US20070272285 *Feb 27, 2007Nov 29, 2007Herreman Kevin MAppliance noise reduction blanket
US20080073147 *Sep 25, 2006Mar 27, 2008Partscience, LlcThree-dimensional tessellated acoustic components
US20080317996 *Jul 18, 2008Dec 25, 2008Rockwell Anthony LDie Cut Insulation Blanket
US20090307996 *Apr 6, 2006Dec 17, 2009Johann BergerBuilding Board or the Like, Its Manufacture and Use
US20100024851 *Aug 4, 2009Feb 4, 2010Rockwell Anthony LInsulation Element For An Electrical Appliance Such As A Dishwasher
US20110095932 *Oct 29, 2009Apr 28, 2011Mark WinebrandAbsorber Assembly for an Anechoic Chamber

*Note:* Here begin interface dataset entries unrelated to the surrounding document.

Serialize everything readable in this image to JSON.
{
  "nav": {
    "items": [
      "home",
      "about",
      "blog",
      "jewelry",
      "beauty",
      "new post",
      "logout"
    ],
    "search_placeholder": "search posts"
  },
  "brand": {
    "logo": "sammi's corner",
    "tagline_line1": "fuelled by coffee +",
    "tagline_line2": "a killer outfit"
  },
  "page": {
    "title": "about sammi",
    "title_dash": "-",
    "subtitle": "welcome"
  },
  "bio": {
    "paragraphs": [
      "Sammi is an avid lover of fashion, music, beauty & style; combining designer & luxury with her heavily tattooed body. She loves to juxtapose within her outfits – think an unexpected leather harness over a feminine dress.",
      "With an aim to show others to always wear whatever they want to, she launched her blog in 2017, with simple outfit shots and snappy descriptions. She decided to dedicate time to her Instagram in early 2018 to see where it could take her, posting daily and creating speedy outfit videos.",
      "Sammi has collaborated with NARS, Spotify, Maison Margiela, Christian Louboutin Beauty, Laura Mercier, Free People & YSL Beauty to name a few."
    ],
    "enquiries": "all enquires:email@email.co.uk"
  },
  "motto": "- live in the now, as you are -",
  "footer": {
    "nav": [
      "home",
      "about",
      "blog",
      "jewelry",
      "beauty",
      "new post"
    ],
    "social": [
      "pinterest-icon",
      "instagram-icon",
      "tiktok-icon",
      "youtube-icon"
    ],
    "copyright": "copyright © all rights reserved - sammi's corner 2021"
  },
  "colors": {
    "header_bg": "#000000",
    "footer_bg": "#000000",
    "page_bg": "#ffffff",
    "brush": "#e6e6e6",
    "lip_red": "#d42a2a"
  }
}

US20120175184 *Jan 7, 2011Jul 12, 2012Harrison Jacque SMethod for making acoustical panels with a three-dimensional surface
US20140154973 *May 10, 2013Jun 5, 2014Lantiq Deutschland GmbhData transmission using different transmission technologies
US20140339015 *May 15, 2014Nov 20, 2014Alaa Salman Abdullah AlgargooshSound diffuser inspired by cymatics phenomenon
US20150060193 *Mar 6, 2013Mar 5, 2015The Regents Of The University Of MichiganDynamically responsive acoustic tuning envelope system and method
Classifications
U.S. Classification181/293, 342/4, 342/1, 181/286, 181/284
International ClassificationE04B1/84, E04B1/82
Cooperative ClassificationE04B2001/8419, E04B1/82
European ClassificationE04B1/82
Legal Events
DateCodeEventDescription
Sep 17, 2001ASAssignment
Owner name: FRAUNHOFER-GESELLSCHAFT ZUR FOERDERUNG DER ANGEWAN
Free format text: ASSIGNMENT OF ASSIGNORS INTEREST;ASSIGNORS:BABUKE, GERHARD;LEISTNER, PHILIP;FUCHS, HELMUT;AND OTHERS;REEL/FRAME:012259/0997;SIGNING DATES FROM 20010723 TO 20010724
Mar 13, 2008FPAYFee payment
Year of fee payment: 4
Mar 14, 2012FPAYFee payment
Year of fee payment: 8
Mar 15, 2016FPAYFee payment
Year of fee payment: 12